Inflation is similar to rust. It gradually diminishes your purchasing power. It depletes your money, leaving the same amount worthless each passing year.
While there is no way to avoid inflation, strategies to combat it may not appear to be a significant issue for a year, significantly influencing long-term finances. For instance, if you put in a bank deposit that earns 9.5 per cent per year and inflation is 7%, your actual or net saving is only 2.5 per cent (return of 9.5 per cent – inflation of 7 per cent). If your child’s school fee in class 1 is Rs 50,000, the same fee in class 12 will be a little more than Rs 1 lakh, assuming a 7% inflation rate. Similarly, saving Rs 10,000 now will only be worth Rs 2,584 after 20 years.
One of the most fruitful ways to battle inflation is to invest in long-term equity mutual funds. Essentially, one must choose investment options that have the potential to generate a significantly greater rate of return to compensate for the inflationary decline in purchasing power and hence savings. Three reasons explain why they may be your best chance against inflation.
You might be a person who likes to delegate some of the growth tasks to your money. However, if your money is not generating enough to keep up with inflation, you may lose money. Inflation is the steady increase in the cost of goods & services over time, which can erode your savings.
The Federal Reserve strives to manage inflation at or below 2% per year.
Your Money and Inflation’s Average Rate
The Consumer Price Index (CPI) indicates- that inflation has averaged slightly less than 2% over the last decade. However, the inflation rate might fluctuate monthly, depending on the state of the economy. For instance, in October 2021, inflation reached 6.2 per cent, up from 2.6 per cent in March.
For instance, suppose you hold a certificate of deposit (CD) paying 1% interest and the average annual rate of inflation for the year is 3%. After a quick calculation, you can see that your money would lose 2% of its value during the term (1 per cent CD interest – 3% inflation = -2%). In other words, you’d lag as a result of inflation. Thus, how does inflation influence the value of your money?
This does not include any taxes due on interest income. Taxes, assuming a federal income tax rate of 24 per cent, would lower your nominal interest rate (before inflation) to 0.76 per cent. This would result in a -2.24 percent inflation-adjusted loss! Thus, you can save money on a CD in a low-interest market while still losing value due to inflation and taxes. Some refer to this as “safely losing money.”
For most people, a unique approach to combat inflation is earning returns that are more than the average inflation rate while still leaving some room for taxes.

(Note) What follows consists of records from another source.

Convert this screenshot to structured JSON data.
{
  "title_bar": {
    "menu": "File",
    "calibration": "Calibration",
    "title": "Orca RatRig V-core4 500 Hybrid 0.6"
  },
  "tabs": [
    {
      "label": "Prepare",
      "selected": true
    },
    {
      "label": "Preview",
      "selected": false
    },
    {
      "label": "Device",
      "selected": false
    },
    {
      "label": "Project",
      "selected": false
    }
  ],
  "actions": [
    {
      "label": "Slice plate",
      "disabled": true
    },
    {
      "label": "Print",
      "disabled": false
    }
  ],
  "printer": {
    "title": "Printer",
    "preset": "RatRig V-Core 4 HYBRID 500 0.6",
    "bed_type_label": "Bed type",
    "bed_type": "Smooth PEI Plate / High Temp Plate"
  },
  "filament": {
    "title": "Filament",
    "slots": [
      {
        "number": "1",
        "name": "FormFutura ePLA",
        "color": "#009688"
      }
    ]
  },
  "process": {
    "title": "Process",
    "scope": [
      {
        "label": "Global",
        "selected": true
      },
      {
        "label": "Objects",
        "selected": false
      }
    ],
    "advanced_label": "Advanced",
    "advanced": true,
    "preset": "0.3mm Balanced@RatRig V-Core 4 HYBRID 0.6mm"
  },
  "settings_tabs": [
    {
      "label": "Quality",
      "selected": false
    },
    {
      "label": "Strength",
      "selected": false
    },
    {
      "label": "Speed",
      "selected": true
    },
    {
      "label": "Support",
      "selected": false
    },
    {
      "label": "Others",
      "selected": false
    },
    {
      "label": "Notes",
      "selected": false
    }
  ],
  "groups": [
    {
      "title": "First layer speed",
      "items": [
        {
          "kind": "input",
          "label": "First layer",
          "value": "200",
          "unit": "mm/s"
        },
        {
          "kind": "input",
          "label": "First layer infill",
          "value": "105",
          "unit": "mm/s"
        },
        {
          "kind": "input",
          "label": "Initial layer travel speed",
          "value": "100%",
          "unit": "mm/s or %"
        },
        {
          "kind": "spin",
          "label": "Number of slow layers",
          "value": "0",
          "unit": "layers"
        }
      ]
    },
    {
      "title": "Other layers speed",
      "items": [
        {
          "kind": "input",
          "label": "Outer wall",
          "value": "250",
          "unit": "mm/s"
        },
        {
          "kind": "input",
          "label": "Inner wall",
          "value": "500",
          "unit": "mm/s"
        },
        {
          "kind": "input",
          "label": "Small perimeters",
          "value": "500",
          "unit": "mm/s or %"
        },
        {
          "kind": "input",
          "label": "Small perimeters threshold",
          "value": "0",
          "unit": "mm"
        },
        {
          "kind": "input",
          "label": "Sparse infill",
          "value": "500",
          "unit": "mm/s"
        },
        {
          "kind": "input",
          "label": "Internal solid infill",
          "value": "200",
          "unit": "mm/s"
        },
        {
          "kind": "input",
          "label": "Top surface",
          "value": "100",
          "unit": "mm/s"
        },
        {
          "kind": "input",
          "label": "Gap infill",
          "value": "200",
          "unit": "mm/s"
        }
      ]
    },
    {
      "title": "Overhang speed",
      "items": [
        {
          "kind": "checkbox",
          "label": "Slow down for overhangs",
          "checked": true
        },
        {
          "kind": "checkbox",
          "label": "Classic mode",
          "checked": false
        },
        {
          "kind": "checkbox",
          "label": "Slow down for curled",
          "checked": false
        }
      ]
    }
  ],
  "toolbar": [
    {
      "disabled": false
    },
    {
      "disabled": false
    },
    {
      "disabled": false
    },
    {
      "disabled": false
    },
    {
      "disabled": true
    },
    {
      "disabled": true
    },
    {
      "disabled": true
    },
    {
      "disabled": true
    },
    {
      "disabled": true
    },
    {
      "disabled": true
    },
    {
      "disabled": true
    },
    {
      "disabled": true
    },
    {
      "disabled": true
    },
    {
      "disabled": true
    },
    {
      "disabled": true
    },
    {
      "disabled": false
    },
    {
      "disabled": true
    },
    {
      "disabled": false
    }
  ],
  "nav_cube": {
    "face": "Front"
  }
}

The most typical approach to accomplish this is to invest in a mutual fund that is a mix of stock and bond funds.
Investing in Mutual Funds and ETFs Can Help You Beat Inflation
Building a portfolio of mutual funds and exchange-traded funds (ETFs) is comparable to home construction. There are numerous ways to accomplish this. Individuals have their preferred tactics, designs, equipment, and building materials. Finally, all structures share some fundamental characteristics and function similarly.
To design a mutual fund portfolio that can grow your money, you must go beyond the wise advice to avoid placing all of your eggs in one basket. A construction that will last the test of time requires a thoughtful design and a solid foundation.
Additionally, you’ll need a straightforward blend of mutual funds and exchange-traded funds that works well for your circumstances. In this context, “simple” refers to a few funds that complement one another rather than a large number of nearly identical funds.
Discover How Diversification Works in Reality
Diversification through mutual funds (MF) and exchange-traded funds (ETFs) entails more than simply placing your eggs in multiple baskets. Many investors believe that diversifying their investments across multiple mutual funds results in a diversified portfolio. However, “diverse” does not necessarily indicate “distinct.” Ascertain that you have exposure to various mutual funds and exchange-traded products.
For example, investing in the Vanguard 500 Index Fund Admiral Shares provides exposure to Apple, Microsoft, Amazon, and Google. You could then switch to another fund, the Fidelity 500 Index Fund. You would obtain additional shares of Apple, Microsoft, Amazon, and other companies, but you would be purchasing additional shares of the same companies included in the index.
Try the SPDR Portfolio S&P 1500 Composite Stock Market ETF to increase your diversification, which provides exposure to over 1,500 United States companies across sectors and market sizes. This wide variety can help counteract the negative impact of inflation on specific enterprises or industries by allowing others to profit from increased pricing.
Utilize Bond Funds and ETFs that Outperform Inflation
Interest rates typically rise in lockstep with inflation. When inflation increases, bonds may lose value as bond prices move opposite interest rates. However, there are strategies for investing in bonds, bond funds, and exchange-traded funds (ETFs) when inflation is rising.
For most investors, mutual funds and exchange-traded funds are excellent strategies to beat inflation. Stock funds can provide you with higher long-term returns, as they often outperform inflation. They do, however, carry a greater risk of losing principal than bonds or bond funds.
This article should give you a good idea of inflation mutual funds and how to beat inflation with mutual funds.